**Problem details:**
For the records below, tally the lines that contain "chevron" and give only that number.

**** Data supplied ****

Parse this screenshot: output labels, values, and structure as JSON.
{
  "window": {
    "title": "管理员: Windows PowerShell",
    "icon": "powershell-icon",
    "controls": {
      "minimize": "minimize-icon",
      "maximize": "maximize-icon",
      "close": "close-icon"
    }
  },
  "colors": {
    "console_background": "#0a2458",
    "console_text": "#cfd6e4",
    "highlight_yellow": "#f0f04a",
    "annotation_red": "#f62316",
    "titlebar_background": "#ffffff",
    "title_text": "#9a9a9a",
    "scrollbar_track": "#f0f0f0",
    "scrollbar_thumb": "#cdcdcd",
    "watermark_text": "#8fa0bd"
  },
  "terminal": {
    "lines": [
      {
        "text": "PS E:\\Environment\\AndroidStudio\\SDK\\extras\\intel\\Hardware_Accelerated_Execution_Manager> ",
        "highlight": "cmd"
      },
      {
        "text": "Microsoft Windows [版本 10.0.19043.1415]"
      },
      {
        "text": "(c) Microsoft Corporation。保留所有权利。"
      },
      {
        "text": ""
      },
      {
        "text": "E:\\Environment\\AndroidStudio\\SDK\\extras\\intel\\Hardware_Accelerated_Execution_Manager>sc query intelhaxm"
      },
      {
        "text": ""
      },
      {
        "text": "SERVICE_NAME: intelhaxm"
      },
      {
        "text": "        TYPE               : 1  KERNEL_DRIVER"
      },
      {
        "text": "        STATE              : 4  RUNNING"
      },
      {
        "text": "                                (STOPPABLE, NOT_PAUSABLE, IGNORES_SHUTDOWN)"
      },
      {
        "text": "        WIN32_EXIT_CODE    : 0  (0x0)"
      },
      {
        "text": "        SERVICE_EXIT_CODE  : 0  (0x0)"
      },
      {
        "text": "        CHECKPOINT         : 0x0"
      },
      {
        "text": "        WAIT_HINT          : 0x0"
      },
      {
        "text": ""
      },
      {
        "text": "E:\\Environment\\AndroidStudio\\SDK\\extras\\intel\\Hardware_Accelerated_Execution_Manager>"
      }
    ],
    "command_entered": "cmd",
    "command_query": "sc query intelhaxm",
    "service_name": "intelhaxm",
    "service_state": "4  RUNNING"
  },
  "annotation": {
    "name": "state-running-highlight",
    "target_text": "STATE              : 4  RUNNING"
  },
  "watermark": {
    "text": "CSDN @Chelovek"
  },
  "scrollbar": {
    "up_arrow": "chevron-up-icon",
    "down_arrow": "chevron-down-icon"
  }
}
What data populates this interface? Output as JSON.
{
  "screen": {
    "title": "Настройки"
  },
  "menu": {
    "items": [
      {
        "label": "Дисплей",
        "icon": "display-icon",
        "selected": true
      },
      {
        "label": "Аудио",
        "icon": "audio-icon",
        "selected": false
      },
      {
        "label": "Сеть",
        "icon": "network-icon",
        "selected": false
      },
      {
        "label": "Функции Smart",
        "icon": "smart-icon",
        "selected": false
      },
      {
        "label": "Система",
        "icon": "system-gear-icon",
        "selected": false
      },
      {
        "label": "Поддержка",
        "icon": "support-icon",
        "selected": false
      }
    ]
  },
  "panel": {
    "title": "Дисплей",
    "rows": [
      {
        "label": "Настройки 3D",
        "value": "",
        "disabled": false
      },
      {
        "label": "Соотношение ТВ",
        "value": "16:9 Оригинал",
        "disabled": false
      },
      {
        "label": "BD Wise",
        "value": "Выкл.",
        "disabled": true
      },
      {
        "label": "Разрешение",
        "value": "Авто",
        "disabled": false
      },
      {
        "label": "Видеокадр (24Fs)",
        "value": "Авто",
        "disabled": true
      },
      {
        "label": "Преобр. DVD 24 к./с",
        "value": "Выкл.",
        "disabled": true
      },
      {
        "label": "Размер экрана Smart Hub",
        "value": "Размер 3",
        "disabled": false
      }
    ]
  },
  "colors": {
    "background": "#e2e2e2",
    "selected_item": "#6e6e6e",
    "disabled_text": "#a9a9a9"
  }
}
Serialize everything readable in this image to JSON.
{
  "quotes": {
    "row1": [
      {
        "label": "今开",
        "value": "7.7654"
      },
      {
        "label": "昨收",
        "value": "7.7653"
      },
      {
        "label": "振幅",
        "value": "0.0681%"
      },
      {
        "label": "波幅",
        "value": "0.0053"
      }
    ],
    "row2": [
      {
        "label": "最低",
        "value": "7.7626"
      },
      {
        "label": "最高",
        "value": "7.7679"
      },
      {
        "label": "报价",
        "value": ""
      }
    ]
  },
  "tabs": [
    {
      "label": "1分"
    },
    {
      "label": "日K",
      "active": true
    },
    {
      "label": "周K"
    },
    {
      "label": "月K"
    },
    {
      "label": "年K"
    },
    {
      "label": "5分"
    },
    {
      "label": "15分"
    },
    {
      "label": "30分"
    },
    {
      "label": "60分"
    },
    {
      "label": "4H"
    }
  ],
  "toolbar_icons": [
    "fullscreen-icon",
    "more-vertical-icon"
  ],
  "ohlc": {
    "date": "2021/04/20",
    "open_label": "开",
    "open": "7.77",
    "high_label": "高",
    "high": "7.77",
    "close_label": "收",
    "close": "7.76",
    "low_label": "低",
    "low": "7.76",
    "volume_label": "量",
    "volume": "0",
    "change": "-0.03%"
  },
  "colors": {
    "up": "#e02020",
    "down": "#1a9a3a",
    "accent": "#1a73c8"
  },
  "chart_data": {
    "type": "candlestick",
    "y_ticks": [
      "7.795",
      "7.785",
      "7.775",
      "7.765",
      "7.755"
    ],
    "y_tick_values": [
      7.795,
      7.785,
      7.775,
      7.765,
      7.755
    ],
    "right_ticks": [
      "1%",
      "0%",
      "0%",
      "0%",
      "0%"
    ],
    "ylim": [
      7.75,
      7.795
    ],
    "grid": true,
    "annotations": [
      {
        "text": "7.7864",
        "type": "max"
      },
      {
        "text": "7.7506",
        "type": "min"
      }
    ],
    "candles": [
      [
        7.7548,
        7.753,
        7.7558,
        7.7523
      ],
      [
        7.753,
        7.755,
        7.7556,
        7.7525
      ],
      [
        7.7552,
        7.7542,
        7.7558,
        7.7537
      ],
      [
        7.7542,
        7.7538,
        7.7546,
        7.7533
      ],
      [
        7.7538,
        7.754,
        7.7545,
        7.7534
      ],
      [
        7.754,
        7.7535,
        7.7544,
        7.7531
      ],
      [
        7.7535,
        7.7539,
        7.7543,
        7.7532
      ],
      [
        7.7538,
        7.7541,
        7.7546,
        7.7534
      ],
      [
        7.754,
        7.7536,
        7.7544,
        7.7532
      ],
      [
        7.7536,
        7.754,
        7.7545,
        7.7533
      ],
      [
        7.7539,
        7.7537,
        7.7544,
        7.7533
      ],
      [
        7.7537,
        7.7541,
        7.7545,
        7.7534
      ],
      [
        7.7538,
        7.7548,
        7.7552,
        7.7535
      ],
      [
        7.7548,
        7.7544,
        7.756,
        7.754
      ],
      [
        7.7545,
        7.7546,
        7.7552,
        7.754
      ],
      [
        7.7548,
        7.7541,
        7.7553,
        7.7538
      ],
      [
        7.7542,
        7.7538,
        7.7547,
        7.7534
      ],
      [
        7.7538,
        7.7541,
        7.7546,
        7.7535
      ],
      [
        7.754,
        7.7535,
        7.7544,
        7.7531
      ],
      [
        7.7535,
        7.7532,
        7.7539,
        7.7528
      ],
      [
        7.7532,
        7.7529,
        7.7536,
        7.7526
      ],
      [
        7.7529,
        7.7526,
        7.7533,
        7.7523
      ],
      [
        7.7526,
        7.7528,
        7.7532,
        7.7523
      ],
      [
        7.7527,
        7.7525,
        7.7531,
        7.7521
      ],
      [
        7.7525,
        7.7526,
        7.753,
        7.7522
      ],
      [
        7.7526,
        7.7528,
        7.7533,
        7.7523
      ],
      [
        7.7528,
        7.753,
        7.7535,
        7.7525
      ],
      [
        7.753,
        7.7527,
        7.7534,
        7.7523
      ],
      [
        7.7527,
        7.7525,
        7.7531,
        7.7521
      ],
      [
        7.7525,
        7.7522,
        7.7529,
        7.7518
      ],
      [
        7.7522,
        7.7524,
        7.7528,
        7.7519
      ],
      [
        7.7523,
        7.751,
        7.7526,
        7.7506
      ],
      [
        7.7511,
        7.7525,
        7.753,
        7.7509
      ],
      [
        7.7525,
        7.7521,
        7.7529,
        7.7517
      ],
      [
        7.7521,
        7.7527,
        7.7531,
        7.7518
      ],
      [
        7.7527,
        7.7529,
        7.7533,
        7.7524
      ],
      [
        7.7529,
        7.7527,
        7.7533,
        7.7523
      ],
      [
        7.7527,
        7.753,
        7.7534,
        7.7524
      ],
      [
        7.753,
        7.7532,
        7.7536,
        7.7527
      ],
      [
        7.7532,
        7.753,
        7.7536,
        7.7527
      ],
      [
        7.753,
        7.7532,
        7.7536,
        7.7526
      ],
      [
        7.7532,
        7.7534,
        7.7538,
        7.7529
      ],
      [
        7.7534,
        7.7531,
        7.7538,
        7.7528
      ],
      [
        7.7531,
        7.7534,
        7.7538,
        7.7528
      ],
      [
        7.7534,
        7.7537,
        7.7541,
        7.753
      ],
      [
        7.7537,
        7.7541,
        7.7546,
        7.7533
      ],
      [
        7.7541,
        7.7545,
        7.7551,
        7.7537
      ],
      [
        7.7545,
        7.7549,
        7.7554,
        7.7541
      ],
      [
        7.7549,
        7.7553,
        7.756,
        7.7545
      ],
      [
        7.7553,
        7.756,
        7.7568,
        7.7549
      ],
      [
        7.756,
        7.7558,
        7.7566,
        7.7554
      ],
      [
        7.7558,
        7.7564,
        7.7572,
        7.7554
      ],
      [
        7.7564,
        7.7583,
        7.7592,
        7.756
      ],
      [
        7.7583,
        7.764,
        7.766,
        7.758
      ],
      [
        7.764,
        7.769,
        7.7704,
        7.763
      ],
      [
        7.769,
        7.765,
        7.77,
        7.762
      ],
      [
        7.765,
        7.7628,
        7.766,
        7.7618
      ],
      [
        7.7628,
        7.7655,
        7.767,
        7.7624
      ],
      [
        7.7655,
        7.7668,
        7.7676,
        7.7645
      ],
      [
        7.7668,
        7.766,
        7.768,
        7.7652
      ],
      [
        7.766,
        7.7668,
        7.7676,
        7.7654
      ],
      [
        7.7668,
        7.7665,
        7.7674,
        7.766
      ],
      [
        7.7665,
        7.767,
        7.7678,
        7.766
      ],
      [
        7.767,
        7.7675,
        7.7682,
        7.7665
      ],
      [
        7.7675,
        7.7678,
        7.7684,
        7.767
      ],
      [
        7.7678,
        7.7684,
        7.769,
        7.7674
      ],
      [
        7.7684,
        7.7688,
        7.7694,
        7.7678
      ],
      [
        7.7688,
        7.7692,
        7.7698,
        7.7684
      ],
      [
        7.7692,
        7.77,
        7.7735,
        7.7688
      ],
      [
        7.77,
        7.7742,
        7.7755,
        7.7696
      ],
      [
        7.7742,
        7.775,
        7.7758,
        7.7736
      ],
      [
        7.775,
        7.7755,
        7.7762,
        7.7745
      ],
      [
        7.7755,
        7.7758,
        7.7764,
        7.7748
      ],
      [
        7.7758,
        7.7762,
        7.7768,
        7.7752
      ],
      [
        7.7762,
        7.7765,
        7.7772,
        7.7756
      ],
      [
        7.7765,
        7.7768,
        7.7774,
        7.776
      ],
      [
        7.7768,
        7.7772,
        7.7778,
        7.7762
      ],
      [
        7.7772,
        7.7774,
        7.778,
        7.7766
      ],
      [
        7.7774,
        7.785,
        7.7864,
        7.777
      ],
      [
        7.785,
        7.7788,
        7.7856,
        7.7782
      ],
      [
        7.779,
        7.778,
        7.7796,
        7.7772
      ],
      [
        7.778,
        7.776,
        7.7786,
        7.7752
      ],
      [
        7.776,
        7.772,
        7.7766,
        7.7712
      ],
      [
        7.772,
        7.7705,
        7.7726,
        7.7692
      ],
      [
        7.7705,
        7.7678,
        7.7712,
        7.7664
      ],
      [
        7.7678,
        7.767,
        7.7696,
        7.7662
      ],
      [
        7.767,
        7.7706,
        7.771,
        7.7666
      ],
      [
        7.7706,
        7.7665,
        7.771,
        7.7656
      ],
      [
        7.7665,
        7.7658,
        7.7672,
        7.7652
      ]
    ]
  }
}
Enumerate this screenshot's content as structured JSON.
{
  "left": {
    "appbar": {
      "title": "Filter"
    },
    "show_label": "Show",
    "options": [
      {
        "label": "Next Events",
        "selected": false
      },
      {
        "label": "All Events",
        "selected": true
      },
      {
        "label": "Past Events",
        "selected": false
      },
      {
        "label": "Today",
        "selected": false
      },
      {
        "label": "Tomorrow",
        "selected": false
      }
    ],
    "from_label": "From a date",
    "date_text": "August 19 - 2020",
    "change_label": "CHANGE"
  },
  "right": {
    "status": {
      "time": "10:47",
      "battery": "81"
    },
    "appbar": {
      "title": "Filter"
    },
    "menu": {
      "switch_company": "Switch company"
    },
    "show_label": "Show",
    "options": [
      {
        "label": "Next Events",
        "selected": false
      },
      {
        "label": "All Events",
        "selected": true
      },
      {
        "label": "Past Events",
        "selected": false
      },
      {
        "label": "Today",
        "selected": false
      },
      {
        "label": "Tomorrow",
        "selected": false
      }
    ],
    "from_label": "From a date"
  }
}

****

**Answer below:**
2